Which brings us to closing track A House, a fragile stripped-down affair that recalls the burning down of a structure (almost certainly the band’s old studio) where ‘‘the walls were thin and they crashed to the ground’’. As harrowing as this imagery undoubtedly is, there’s also a keen sense of liberation and rebirth, a suggestion that through such a tragedy there can be lessons learned and a new path forward. ‘‘If I ever find myself here again I’ll give everything’’ reveals Goodwin on the record’s poignant final line.
The first time I listened to Lost Souls I was fascinated. Musically there is so much going on and I think it took a good few years before I could say I really knew it well. Deep, layered, lush, foggy and sonic, it’s a producer’s album in many respects and one that shows rock music doesn’t have to be restricted to the meat and potatoes approach. And yet having said that, I wouldn’t describe it as inaccessible either, as the guys also proved they knew their way around a big chorus, a catchy hook and a foot-stomping riff. Needless to say I’ve been a Doves convert ever since, and their compact four studio album discography would be a smart addition to any respectable music collection. For the uninitiated, start here and don’t look back.
Choice Quote: “I remember us being extremely proud of the record but prepared to take a music press battering. You know, dance guys go indie etc. When it was well received we were a bit taken aback as we were so used to being in underdog mode!” – Doves front man Jimi Goodwin.

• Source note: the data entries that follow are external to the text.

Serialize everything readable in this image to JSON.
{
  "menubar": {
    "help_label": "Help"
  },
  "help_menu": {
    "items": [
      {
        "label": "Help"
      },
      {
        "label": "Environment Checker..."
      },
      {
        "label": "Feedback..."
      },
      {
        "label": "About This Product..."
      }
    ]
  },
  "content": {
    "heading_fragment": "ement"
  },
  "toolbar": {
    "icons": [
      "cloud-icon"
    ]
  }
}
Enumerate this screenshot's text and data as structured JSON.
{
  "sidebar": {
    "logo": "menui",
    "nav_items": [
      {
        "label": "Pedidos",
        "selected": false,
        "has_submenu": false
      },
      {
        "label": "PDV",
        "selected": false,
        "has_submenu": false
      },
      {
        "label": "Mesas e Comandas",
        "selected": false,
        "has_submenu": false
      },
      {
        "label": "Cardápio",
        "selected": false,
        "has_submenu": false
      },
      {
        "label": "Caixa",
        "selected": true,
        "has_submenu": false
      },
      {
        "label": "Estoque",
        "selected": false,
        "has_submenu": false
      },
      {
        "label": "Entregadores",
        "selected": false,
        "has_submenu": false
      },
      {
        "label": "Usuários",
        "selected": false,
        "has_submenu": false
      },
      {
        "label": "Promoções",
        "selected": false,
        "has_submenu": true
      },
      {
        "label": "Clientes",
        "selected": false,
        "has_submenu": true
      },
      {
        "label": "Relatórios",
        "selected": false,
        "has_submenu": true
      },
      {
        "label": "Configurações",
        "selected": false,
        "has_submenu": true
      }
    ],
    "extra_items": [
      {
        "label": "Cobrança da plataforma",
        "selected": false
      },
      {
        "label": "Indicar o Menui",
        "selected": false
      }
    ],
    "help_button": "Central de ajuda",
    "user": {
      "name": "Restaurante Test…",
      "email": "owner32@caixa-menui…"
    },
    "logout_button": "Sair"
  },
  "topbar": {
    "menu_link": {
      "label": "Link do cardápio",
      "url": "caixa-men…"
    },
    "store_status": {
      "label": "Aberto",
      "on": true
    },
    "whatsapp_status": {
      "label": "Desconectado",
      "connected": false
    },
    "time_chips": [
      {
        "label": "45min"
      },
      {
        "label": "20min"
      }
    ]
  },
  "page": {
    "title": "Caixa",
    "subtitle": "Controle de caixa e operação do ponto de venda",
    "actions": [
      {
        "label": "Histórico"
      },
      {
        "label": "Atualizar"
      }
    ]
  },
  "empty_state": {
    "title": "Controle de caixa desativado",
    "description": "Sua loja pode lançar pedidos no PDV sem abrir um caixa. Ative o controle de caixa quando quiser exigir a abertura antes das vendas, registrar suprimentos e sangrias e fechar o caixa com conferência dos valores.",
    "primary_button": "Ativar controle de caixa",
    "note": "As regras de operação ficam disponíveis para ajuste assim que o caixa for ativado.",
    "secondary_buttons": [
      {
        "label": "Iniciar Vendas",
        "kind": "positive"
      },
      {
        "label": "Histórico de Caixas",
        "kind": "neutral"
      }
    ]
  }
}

Choice Lyric: “She stops out till morning, she hangs out at fairgrounds. Moving to a new sound, waiting to forget the past’’ – From Melody Calls.
Like this? Check out the band’s monster follow-up record The Last Broadcast, which went straight to number 1, cementing Doves as one of Britain’s heavyweight alt-rock outfits.
For more of my musical musings have a leaf through my other album reviews.